a brief history of me. chapter twelve. Les Seilhols

After a week in Barcelona where we saw more of my old school friends, drank far too much absinthe and bought a pair of ill-fitting trainers from Decathlon that would leave my ankles in shreds, we left the city in a hungover daze, joined a car share up to France, caught a coach to the town of Saint-Pons-de-Thomi√®res and had an over excited cackle at a sign advertising ‘Fanny Pizza’ en route.

Our host Saira picked us up in her beaten up Jeep, threw us in the back with her daughter Ailsa: ‘She’s handicap√©e’ Saira mentioned before leaving us in the car alone with Ailsa and a wad of euros on the dashboard while she popped into the hardware store to buy a five litre bidon of table wine.

As we drove towards our destination of Les Seilhols, Saira explained that she was a writer and documentary maker. Her partner Scott ran a small publishing company. They had left London and bought an old French farmhouse with land and needed help creating a workable small holding. My organisational obsession and Jon’s practical skills would come in handy with planning and building they hoped.

We drove along the winding roads and after twenty minutes arrived at the house with a faded blue door, framed by a pink rose bush that I would later learn Saira used as an ingredient in her jam.
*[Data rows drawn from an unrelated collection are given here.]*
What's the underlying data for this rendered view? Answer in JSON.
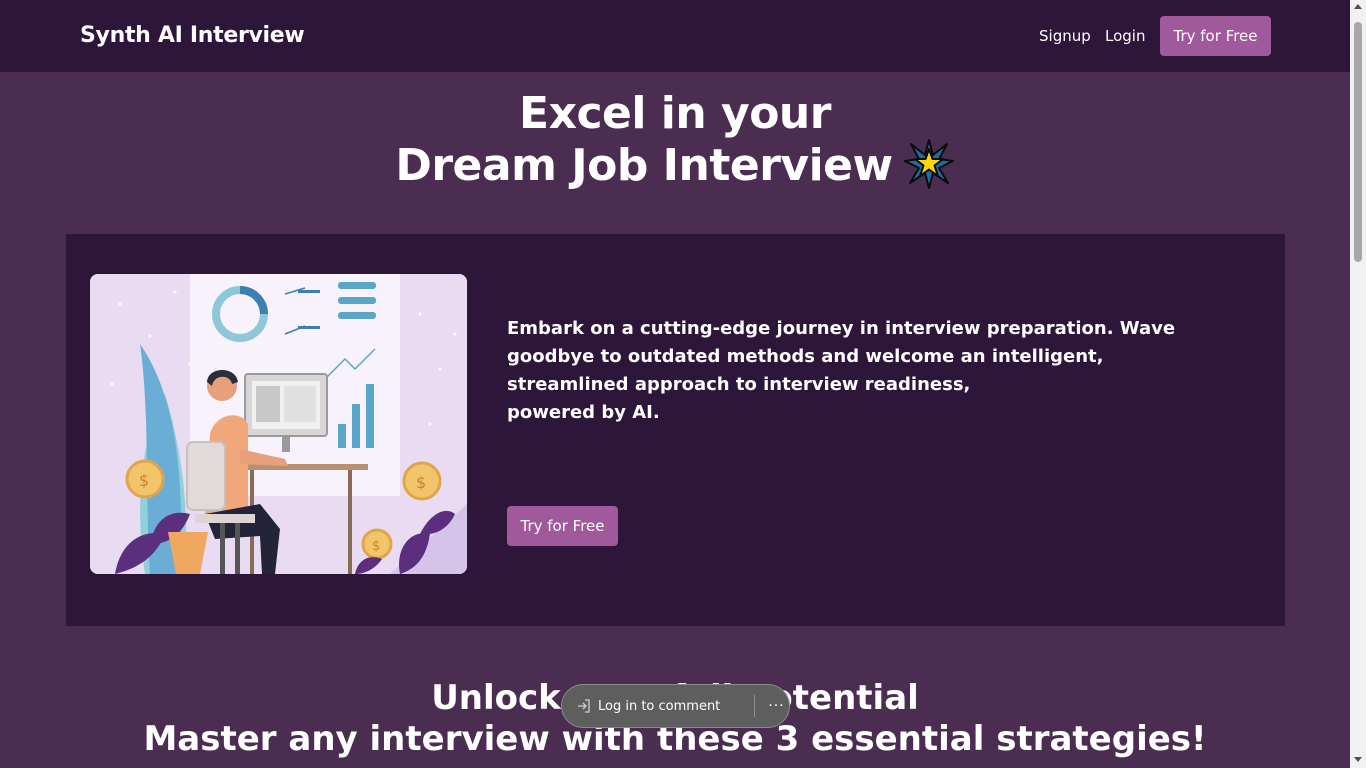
{
  "header": {
    "brand": "Synth AI Interview",
    "signup_label": "Signup",
    "login_label": "Login",
    "try_label": "Try for Free"
  },
  "hero": {
    "title_line1": "Excel in your",
    "title_line2": "Dream Job Interview",
    "title_icon": "glowing-star-icon"
  },
  "feature_card": {
    "illustration_icon": "person-at-computer-illustration",
    "line1": "Embark on a cutting-edge journey in interview preparation. Wave goodbye to outdated methods and welcome an intelligent, streamlined approach to interview readiness,",
    "line2": "powered by AI.",
    "button_label": "Try for Free"
  },
  "strategies": {
    "title_line1": "Unlock your full potential",
    "title_line2": "Master any interview with these 3 essential strategies!"
  },
  "comment_toolbar": {
    "label": "Log in to comment",
    "more": "···"
  },
  "colors": {
    "page_background": "#4b2d52",
    "navbar_background": "#2e163a",
    "card_background": "#2e163a",
    "accent_button": "#a0599a"
  }
}
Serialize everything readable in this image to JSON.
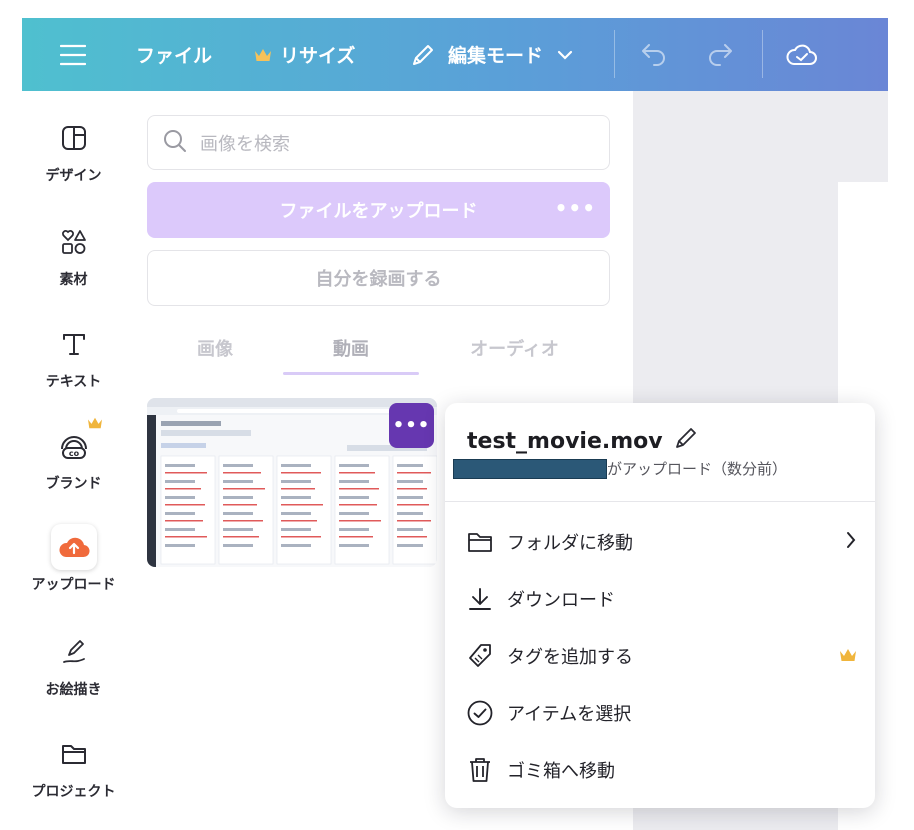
{
  "topbar": {
    "file_label": "ファイル",
    "resize_label": "リサイズ",
    "edit_mode_label": "編集モード"
  },
  "sidebar": {
    "items": [
      {
        "label": "デザイン",
        "icon": "design-icon"
      },
      {
        "label": "素材",
        "icon": "elements-icon"
      },
      {
        "label": "テキスト",
        "icon": "text-icon"
      },
      {
        "label": "ブランド",
        "icon": "brand-icon"
      },
      {
        "label": "アップロード",
        "icon": "upload-cloud-icon"
      },
      {
        "label": "お絵描き",
        "icon": "draw-icon"
      },
      {
        "label": "プロジェクト",
        "icon": "folder-icon"
      }
    ]
  },
  "panel": {
    "search_placeholder": "画像を検索",
    "upload_button": "ファイルをアップロード",
    "upload_more": "•••",
    "record_button": "自分を録画する",
    "tabs": [
      {
        "label": "画像"
      },
      {
        "label": "動画"
      },
      {
        "label": "オーディオ"
      }
    ],
    "thumb_more": "•••"
  },
  "menu": {
    "filename": "test_movie.mov",
    "uploaded_by_suffix": "がアップロード（数分前）",
    "items": [
      {
        "label": "フォルダに移動",
        "icon": "folder-icon"
      },
      {
        "label": "ダウンロード",
        "icon": "download-icon"
      },
      {
        "label": "タグを追加する",
        "icon": "tag-icon"
      },
      {
        "label": "アイテムを選択",
        "icon": "check-circle-icon"
      },
      {
        "label": "ゴミ箱へ移動",
        "icon": "trash-icon"
      }
    ]
  },
  "colors": {
    "accent_purple": "#6637b0",
    "upload_button_bg": "#dcc9fb",
    "crown": "#f0b53c"
  }
}
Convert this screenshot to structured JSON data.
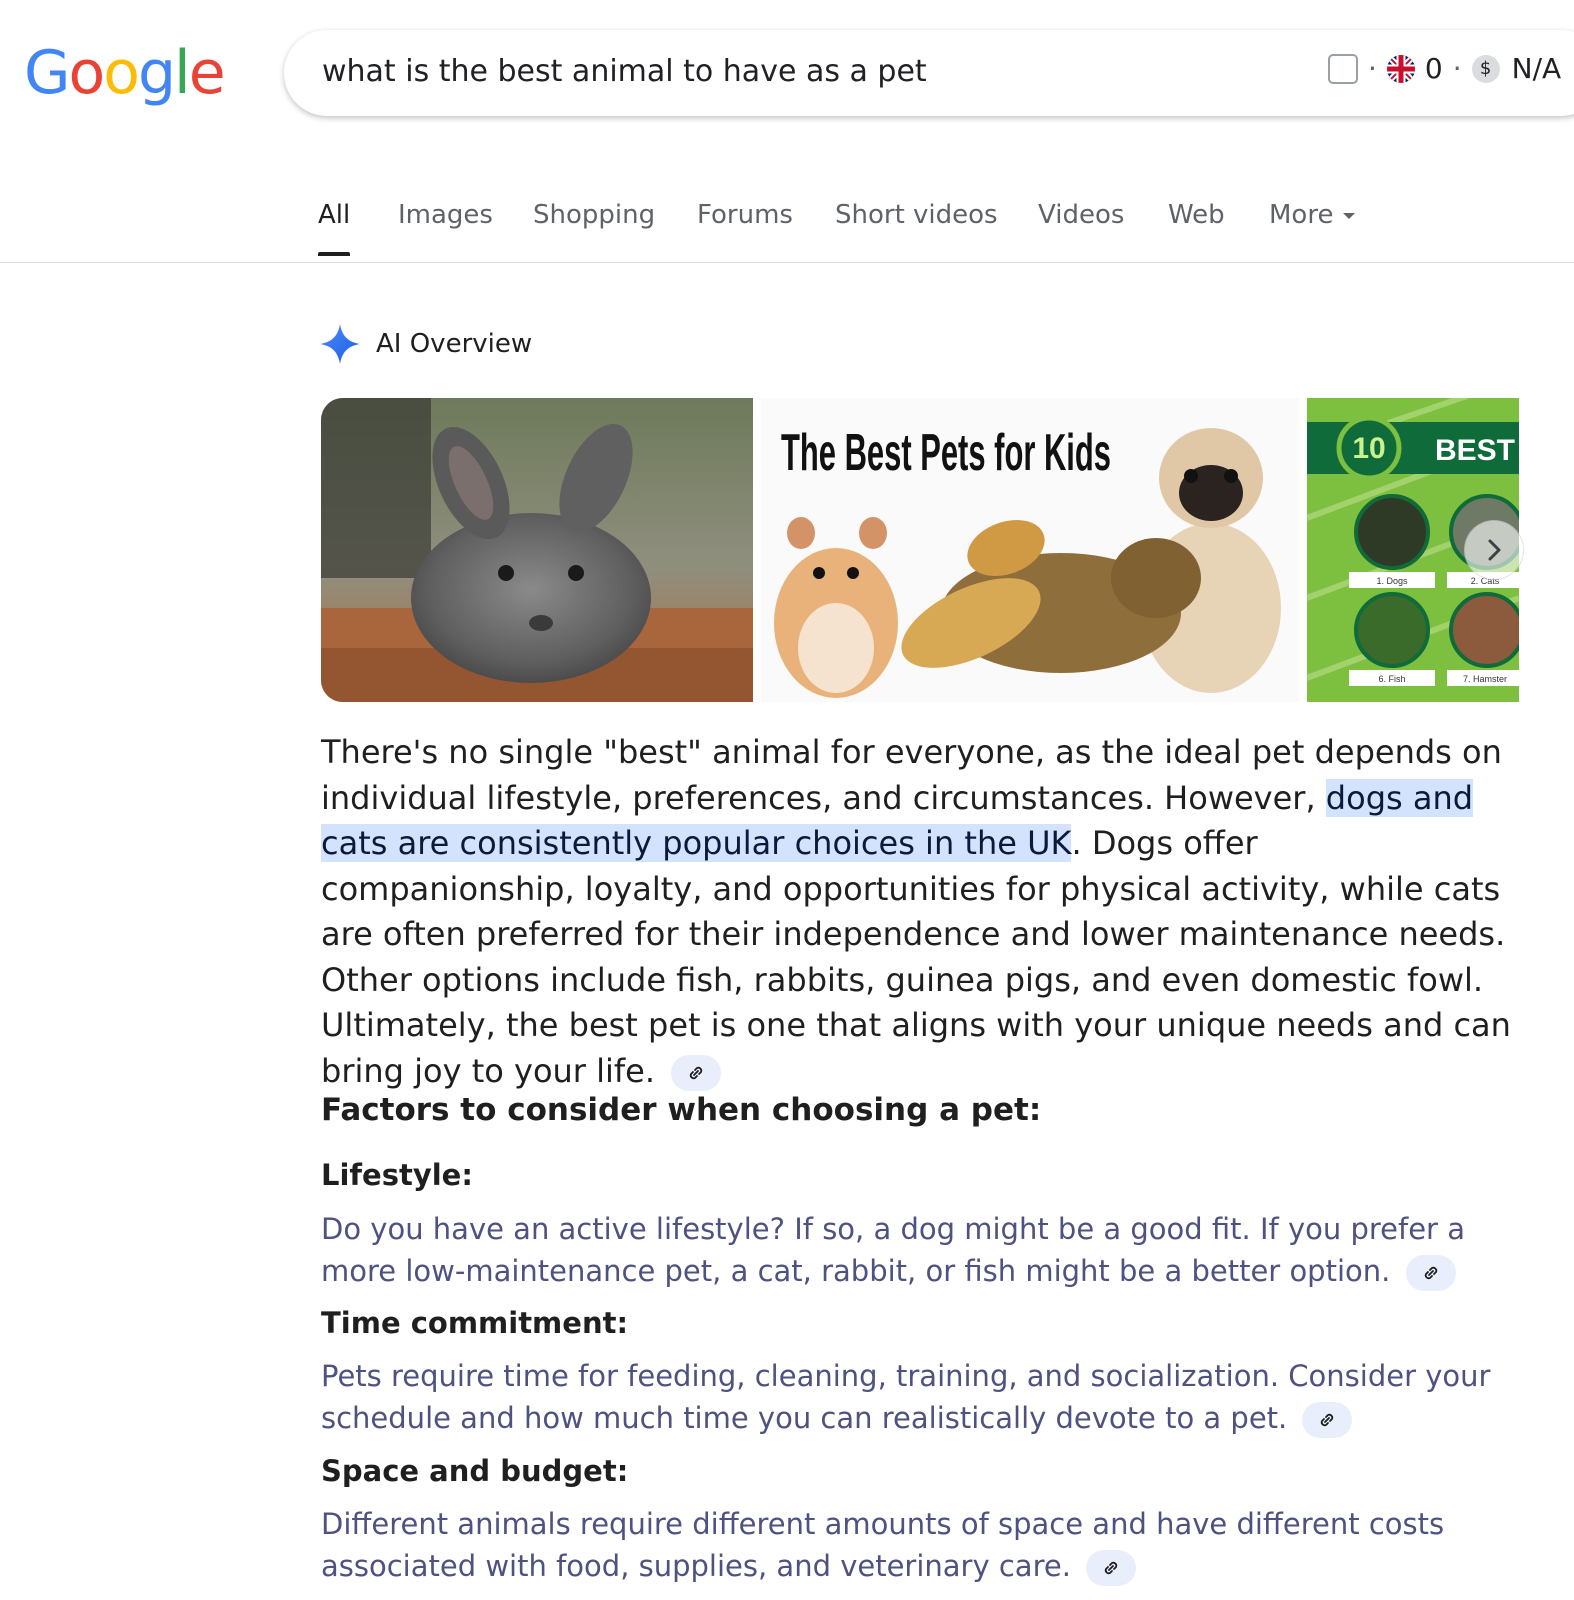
{
  "logo": {
    "letters": [
      "G",
      "o",
      "o",
      "g",
      "l",
      "e"
    ],
    "colors": [
      "#4285F4",
      "#EA4335",
      "#FBBC05",
      "#4285F4",
      "#34A853",
      "#EA4335"
    ]
  },
  "search": {
    "query": "what is the best animal to have as a pet",
    "extension": {
      "dot": "·",
      "count": "0",
      "dollar_icon": "$",
      "value": "N/A"
    }
  },
  "tabs": [
    {
      "label": "All",
      "active": true
    },
    {
      "label": "Images"
    },
    {
      "label": "Shopping"
    },
    {
      "label": "Forums"
    },
    {
      "label": "Short videos"
    },
    {
      "label": "Videos"
    },
    {
      "label": "Web"
    },
    {
      "label": "More"
    }
  ],
  "ai_overview": {
    "label": "AI Overview",
    "images": [
      {
        "name": "chinchilla-image"
      },
      {
        "name": "best-pets-for-kids-image",
        "title": "The Best Pets for Kids"
      },
      {
        "name": "best-animals-image",
        "badge": "10",
        "title": "BEST AN",
        "captions": [
          "1. Dogs",
          "2. Cats",
          "6. Fish",
          "7. Hamster"
        ]
      }
    ],
    "intro_before": "There's no single \"best\" animal for everyone, as the ideal pet depends on individual lifestyle, preferences, and circumstances. However, ",
    "intro_highlight": "dogs and cats are consistently popular choices in the UK",
    "intro_after": ". Dogs offer companionship, loyalty, and opportunities for physical activity, while cats are often preferred for their independence and lower maintenance needs. Other options include fish, rabbits, guinea pigs, and even domestic fowl. Ultimately, the best pet is one that aligns with your unique needs and can bring joy to your life.",
    "factors_heading": "Factors to consider when choosing a pet:",
    "factors": [
      {
        "title": "Lifestyle:",
        "body": "Do you have an active lifestyle? If so, a dog might be a good fit. If you prefer a more low-maintenance pet, a cat, rabbit, or fish might be a better option."
      },
      {
        "title": "Time commitment:",
        "body": "Pets require time for feeding, cleaning, training, and socialization. Consider your schedule and how much time you can realistically devote to a pet."
      },
      {
        "title": "Space and budget:",
        "body": "Different animals require different amounts of space and have different costs associated with food, supplies, and veterinary care."
      }
    ]
  },
  "colors": {
    "accent": "#1a73e8",
    "highlight": "#d3e3fd",
    "factor_text": "#4d5281"
  }
}
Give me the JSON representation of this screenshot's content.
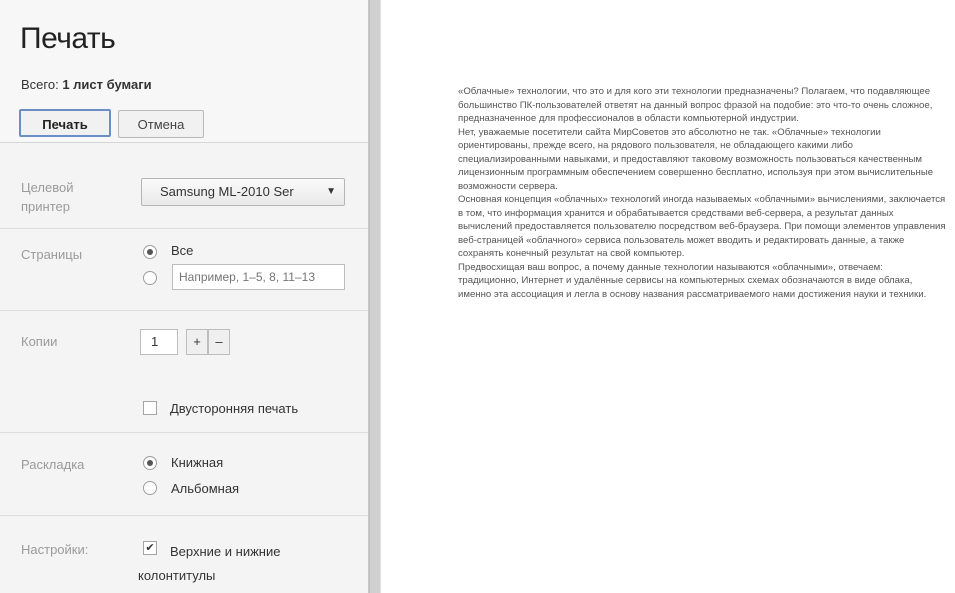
{
  "header": {
    "title": "Печать",
    "total_label": "Всего:",
    "total_value": "1 лист бумаги",
    "print_button": "Печать",
    "cancel_button": "Отмена"
  },
  "settings": {
    "printer": {
      "label_line1": "Целевой",
      "label_line2": "принтер",
      "value": "Samsung ML-2010 Ser"
    },
    "pages": {
      "label": "Страницы",
      "option_all": "Все",
      "range_placeholder": "Например, 1–5, 8, 11–13",
      "selected": "all"
    },
    "copies": {
      "label": "Копии",
      "value": "1",
      "plus": "+",
      "minus": "–"
    },
    "duplex": {
      "label": "Двусторонняя печать",
      "checked": false
    },
    "layout": {
      "label": "Раскладка",
      "portrait": "Книжная",
      "landscape": "Альбомная",
      "selected": "portrait"
    },
    "options": {
      "label": "Настройки:",
      "headers_line1": "Верхние и нижние",
      "headers_line2": "колонтитулы",
      "checked": true
    }
  },
  "preview": {
    "paragraphs": [
      "«Облачные» технологии, что это и для кого эти технологии предназначены? Полагаем, что подавляющее большинство ПК-пользователей ответят на данный вопрос фразой на подобие: это что-то очень сложное, предназначенное для профессионалов в области компьютерной индустрии.",
      "Нет, уважаемые посетители сайта МирСоветов это абсолютно не так. «Облачные» технологии ориентированы, прежде всего, на рядового пользователя, не обладающего какими либо специализированными навыками, и предоставляют таковому возможность пользоваться качественным лицензионным программным обеспечением совершенно бесплатно, используя при этом вычислительные возможности сервера.",
      "Основная концепция «облачных» технологий иногда называемых «облачными» вычислениями, заключается в том, что информация хранится и обрабатывается средствами веб-сервера, а результат данных вычислений предоставляется пользователю посредством веб-браузера. При помощи элементов управления веб-страницей «облачного» сервиса пользователь может вводить и редактировать данные, а также сохранять конечный результат на свой компьютер.",
      "Предвосхищая ваш вопрос, а почему данные технологии называются «облачными», отвечаем: традиционно, Интернет и удалённые сервисы на компьютерных схемах обозначаются в виде облака, именно эта ассоциация и легла в основу названия рассматриваемого нами достижения науки и техники."
    ]
  }
}
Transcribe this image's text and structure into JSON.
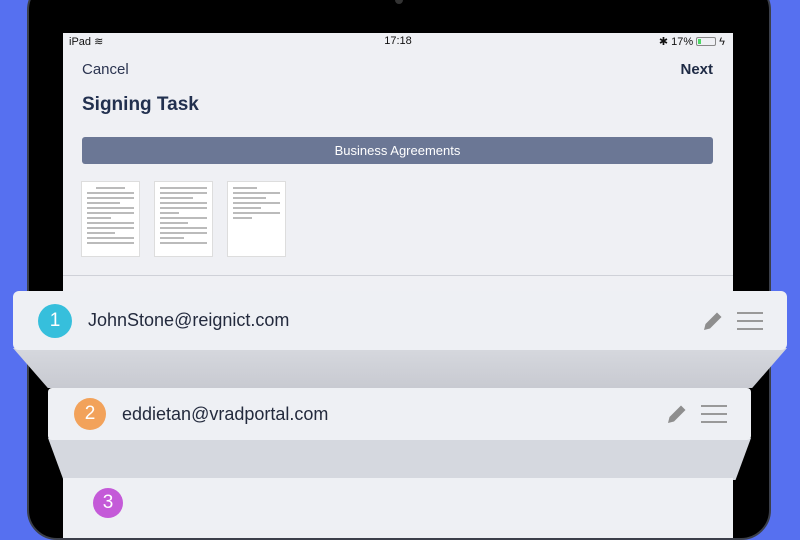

Adjacent to the farmhouse was an old dairy, converted into a cottage with wooden floors and white washed stone walls. A Canadian and two Americans were staying there while they also helped out on the land. The American guy enjoyed casually telling us that he often slept on the hay bails outside. I think he was having a journey of self discovery in the South of France which involved scorning furniture and personal hygiene.

We would use the bathroom in the dairy but had been assigned the chicken cottage down the hill, an old stone building the size of a shed with a platform for a mattress and a fireplace for cold evenings, We had no running water, no toilet and I was in complete and utter heaven. There was a small walled porch or yard that housed the thick and sprawling trunk of a dead tree which we would eventually turn into the base support for an outdoor dining table. Opposite the cottage sat an old stone ruin covered in ivy and to the left lay a field with the three donkeys Alphonse, Paulette and Josephine.

The and was hilly, steep and wild, overflowing with chestnut trees, brambles and coarse shrubbery. Down the hill from us was a stone bread oven cottage and beyond that, the river. Our days started with porridge and Scott’s homemade bread (his father had been a baker in Dundee, Scotland and Scott a lot to say about the correct way to slice a loaf) at the long wooden table in the main house while we discussed the tasks that lay ahead. We would be allocated jobs, handed a set of tools and sent off into the fields to do our work. Jobs included digging out a conduct for water that they hoped to eventually use to channel water from the river, digging plots and planting seeds, picking cherries for preserving (I was a big fan of this job), clearing out the cave, watching Ailsa while Scott and Saira worked and pulling brambles from the dry earth. We would take turns making lunches and reconvene at the table with wine and food followed by cheeses and last year’s preserved cherries or figs. We would often be joined by the builders working on the house or friends of Scott and Saira who would pass by. If we had completed our quota of hours we were free to explore or relax as we wished. The surroundings were hilly and wild, with a generous choice of swimming spots and gorges. In the evenings we would often help ourselves to food from the kitchen and at the weekends friends of Scott and Saira would often come by or one weekend, a host of twenty of the travelled over form London for a birthday celebration so our job was to create camping spots on the land.

We had initially intended to stay for two weeks, but our hosts on the next goat farm emailed us to say that there had been an infestation of fleas and that they would need to adjourn by a few weeks, so we stayed on. They never got in touch again so we stayed at Les Seilhols and before we knew it two months had passed. We had plans to return to Manchester for the summer as I was co-producing and acting in a fringe theatre play with some friends from drama school, but beyond that we weren’t sure what we would do. Until two things happened: Jon sold the house he had owned with his ex and Scott and Saira sat us down and asked us if we would consider staying on to live there with them to work on the land and start a business with Scott running weekends where we would cater for visitors with food from the land and take them wild swimming, foraging and kayaking. Jon paid off some debts with the money form the house and with what was left over we figured out we could buy two return tickets to India and survive there for three months on a tight budget. And of course, we said yes to Scott and Saira’s offer. We would return to Manchester for two months where I would rehearse and perform in the play, fly to India in September, travel up and down the west coast by train, fly back to London on New Year’s eve, see family for a couple of days and then take the Eurostar to Paris where we would meet Scott, and take the train down to Bordeaux where Saira would collect us in the car.

So that is what we did, and I will tell you more about it in the next chapter…

No Comments

Sorry, the comment form is closed at this time.